» **Excerpted data**
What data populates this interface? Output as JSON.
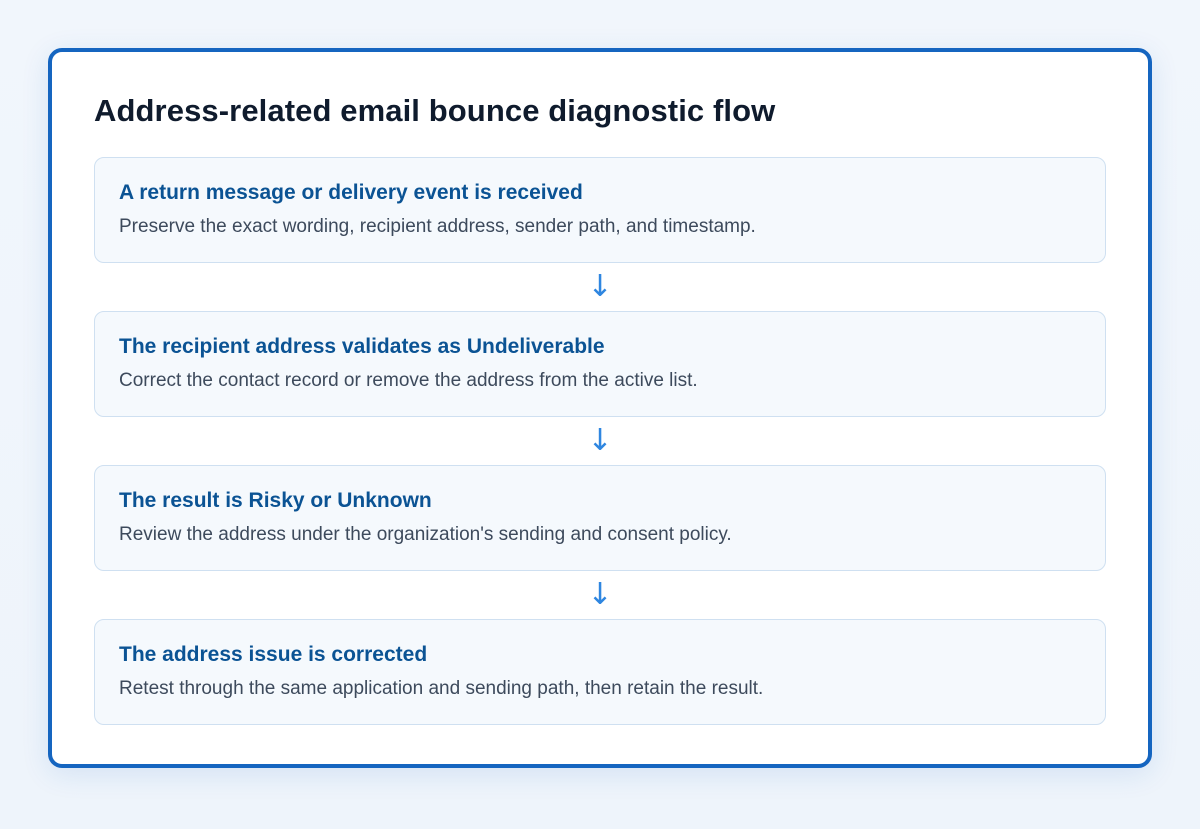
{
  "diagram": {
    "title": "Address-related email bounce diagnostic flow",
    "arrow_glyph": "↓",
    "steps": [
      {
        "title": "A return message or delivery event is received",
        "description": "Preserve the exact wording, recipient address, sender path, and timestamp."
      },
      {
        "title": "The recipient address validates as Undeliverable",
        "description": "Correct the contact record or remove the address from the active list."
      },
      {
        "title": "The result is Risky or Unknown",
        "description": "Review the address under the organization's sending and consent policy."
      },
      {
        "title": "The address issue is corrected",
        "description": "Retest through the same application and sending path, then retain the result."
      }
    ]
  },
  "colors": {
    "frame_border": "#1565c0",
    "step_title": "#0b5394",
    "arrow": "#2f86e0",
    "page_title": "#0f1b2d"
  }
}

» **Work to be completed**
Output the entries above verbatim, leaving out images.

» **Exercise solution**
What data populates this interface? Output as JSON.
{
  "diagram": {
    "title": "Address-related email bounce diagnostic flow",
    "arrow_glyph": "↓",
    "steps": [
      {
        "title": "A return message or delivery event is received",
        "description": "Preserve the exact wording, recipient address, sender path, and timestamp."
      },
      {
        "title": "The recipient address validates as Undeliverable",
        "description": "Correct the contact record or remove the address from the active list."
      },
      {
        "title": "The result is Risky or Unknown",
        "description": "Review the address under the organization's sending and consent policy."
      },
      {
        "title": "The address issue is corrected",
        "description": "Retest through the same application and sending path, then retain the result."
      }
    ]
  },
  "colors": {
    "frame_border": "#1565c0",
    "step_title": "#0b5394",
    "arrow": "#2f86e0",
    "page_title": "#0f1b2d"
  }
}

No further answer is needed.